While most Pacific islands have escaped the worst of COVID-19, a cornerstone of their economies, tourism, has taken a big hit. By June 2020, visitor arrivals in Fiji, Samoa, Tonga and Vanuatu had completely ceased, as borders were closed and even internal travel restricted. In Fiji, where tourism generated about 40% of GDP before the pandemic, the economy contracted by 19% in 2020.

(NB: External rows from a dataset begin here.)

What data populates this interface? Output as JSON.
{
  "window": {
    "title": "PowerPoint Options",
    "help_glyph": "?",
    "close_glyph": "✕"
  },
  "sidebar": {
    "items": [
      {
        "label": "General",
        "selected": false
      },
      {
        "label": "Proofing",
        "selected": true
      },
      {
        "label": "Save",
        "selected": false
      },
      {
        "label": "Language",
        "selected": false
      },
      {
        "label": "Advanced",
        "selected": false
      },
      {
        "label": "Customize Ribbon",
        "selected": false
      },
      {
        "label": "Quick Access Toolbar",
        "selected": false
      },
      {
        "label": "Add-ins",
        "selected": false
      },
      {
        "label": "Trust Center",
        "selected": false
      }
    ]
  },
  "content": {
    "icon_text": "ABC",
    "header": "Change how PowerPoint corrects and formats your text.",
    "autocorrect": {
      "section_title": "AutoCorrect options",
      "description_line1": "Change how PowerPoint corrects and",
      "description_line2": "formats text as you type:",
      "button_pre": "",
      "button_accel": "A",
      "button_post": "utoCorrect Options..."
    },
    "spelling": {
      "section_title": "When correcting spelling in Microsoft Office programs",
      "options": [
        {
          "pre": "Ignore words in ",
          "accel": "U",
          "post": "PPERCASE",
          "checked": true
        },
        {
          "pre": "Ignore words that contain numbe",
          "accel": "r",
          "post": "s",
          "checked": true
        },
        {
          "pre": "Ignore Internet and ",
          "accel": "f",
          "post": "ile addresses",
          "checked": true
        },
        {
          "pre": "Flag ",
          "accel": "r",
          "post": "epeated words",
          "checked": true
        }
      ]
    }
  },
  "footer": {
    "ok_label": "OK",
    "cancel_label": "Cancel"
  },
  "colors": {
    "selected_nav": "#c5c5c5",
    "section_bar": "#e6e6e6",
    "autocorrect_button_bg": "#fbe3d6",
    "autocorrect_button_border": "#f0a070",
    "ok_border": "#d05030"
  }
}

One economic alternative lies just offshore. The Clarion-Clipperton Zone (CCZ) is a deep-sea trench spanning 4.5 million square kilometres in the central Pacific Ocean between Hawaii and Mexico. On its seabed are potato-sized rocks called polymetallic nodules which contain nickel, copper, cobalt and manganese. These formed over centuries through the accumulation of iron and manganese around debris such as shells or sharks’ teeth.

There are estimated to be around 21 billion tonnes of manganese nodules in this trench alone, and demand for these metals is likely to skyrocket as the world ramps up the development of batteries for electric vehicles and renewable power grids.

Credit: EPA/Jens Buettner